"Booz & Company, a global management consulting firm, analyzed a sample of 220 hospitals with pre- and post-transaction performance data over a 10-year period (between 1998 and 2008) and found that less than half (41 percent) of all acquired hospitals outperformed their market.

[...]

"Sanjay suggested that it’s important for hospitals to merge with other hospitals that have like-minded views about the future and culture, as well as shared views around their positioning in the market. "So, for example, a merger between an academic medical center and a small, community hospital in an underserved area may not be ideal."

Steve Jobs On Process Vs. Innovation
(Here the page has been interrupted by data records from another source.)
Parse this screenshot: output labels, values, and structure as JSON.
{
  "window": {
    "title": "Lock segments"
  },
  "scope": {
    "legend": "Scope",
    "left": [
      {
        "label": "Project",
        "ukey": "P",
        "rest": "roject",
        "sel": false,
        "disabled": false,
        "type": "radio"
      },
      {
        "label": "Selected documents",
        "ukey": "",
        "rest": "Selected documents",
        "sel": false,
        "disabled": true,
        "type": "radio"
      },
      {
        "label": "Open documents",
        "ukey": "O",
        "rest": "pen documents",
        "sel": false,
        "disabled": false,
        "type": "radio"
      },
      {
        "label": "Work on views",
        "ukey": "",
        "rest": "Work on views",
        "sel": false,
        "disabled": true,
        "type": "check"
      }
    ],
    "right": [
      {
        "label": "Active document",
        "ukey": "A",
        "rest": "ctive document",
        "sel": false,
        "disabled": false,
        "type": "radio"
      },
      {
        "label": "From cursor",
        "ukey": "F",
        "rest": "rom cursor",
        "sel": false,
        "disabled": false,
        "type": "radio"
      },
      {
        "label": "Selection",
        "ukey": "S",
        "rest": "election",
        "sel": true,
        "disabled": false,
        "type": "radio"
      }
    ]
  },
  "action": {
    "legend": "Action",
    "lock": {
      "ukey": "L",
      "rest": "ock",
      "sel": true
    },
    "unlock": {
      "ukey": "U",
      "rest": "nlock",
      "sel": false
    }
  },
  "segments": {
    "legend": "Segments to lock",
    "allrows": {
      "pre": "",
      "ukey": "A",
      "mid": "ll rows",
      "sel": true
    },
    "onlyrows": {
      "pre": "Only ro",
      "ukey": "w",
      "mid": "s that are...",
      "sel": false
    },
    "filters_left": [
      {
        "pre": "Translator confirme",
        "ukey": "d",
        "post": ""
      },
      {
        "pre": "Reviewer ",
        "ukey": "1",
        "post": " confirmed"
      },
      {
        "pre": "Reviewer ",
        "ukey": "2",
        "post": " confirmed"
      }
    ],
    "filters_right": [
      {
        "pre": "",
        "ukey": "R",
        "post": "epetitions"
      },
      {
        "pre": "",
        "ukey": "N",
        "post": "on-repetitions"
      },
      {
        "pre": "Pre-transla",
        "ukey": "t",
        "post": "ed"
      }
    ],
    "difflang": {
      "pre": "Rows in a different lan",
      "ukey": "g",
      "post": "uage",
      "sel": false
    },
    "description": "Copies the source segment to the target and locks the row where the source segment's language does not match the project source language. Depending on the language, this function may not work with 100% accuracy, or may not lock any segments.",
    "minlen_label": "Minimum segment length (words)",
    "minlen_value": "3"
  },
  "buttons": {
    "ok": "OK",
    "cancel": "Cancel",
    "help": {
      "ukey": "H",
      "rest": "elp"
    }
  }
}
“The system is that there is no system. That doesn’t mean we don’t have process. Apple is a very disciplined company, and we have great processes. But that’s not what it’s about. Process makes you more efficient.
“But innovation comes from people meeting up in the hallways or calling each other at 10:30 at night with a new idea, or because they realized something that shoots holes in how we’ve been thinking about a problem. It’s ad hoc meetings of six people called by someone who thinks he has figured out the coolest new thing ever and who wants to know what other people think of his idea.
“And it comes from saying no to 1,000 things to make sure we don’t get on the wrong track or try to do too much. We’re always thinking about new markets we could enter, but it’s only by saying no that you can concentrate on the things that are really important." [BusinessWeek, Oct. 12, 2004]



Is There An App for Patient Engagement?

No, says Steve Wilkins, MPH, writing at KevinMD.com.

Physicians, hospitals and other providers are being misled by  industry pundits claiming that more health information technology (as in EMRs, PHRs, smartphone apps, and web portals) is the key to greater patient engagement.   It’s not.

Part of the misunderstanding concerning the role of HIT comes from how the discussion about patient engagement is being framed.  According to the pundits, patient engagement is the physician or hospital’s responsibility.  And like everything else these days, we can fix it if we just throw more technology at the problem. Can anyone say Stage 2 Meaningful Use requirements? [...]

 The role of physicians, hospitals and other providers is not so much one of needing to engage patients in their care.  Rather, providers need to “be more engaging” to patients who are already actively engaged in their health.

Take the simple act of a trip to the doctor’s office.  Before a person shows up at the doctor’s office…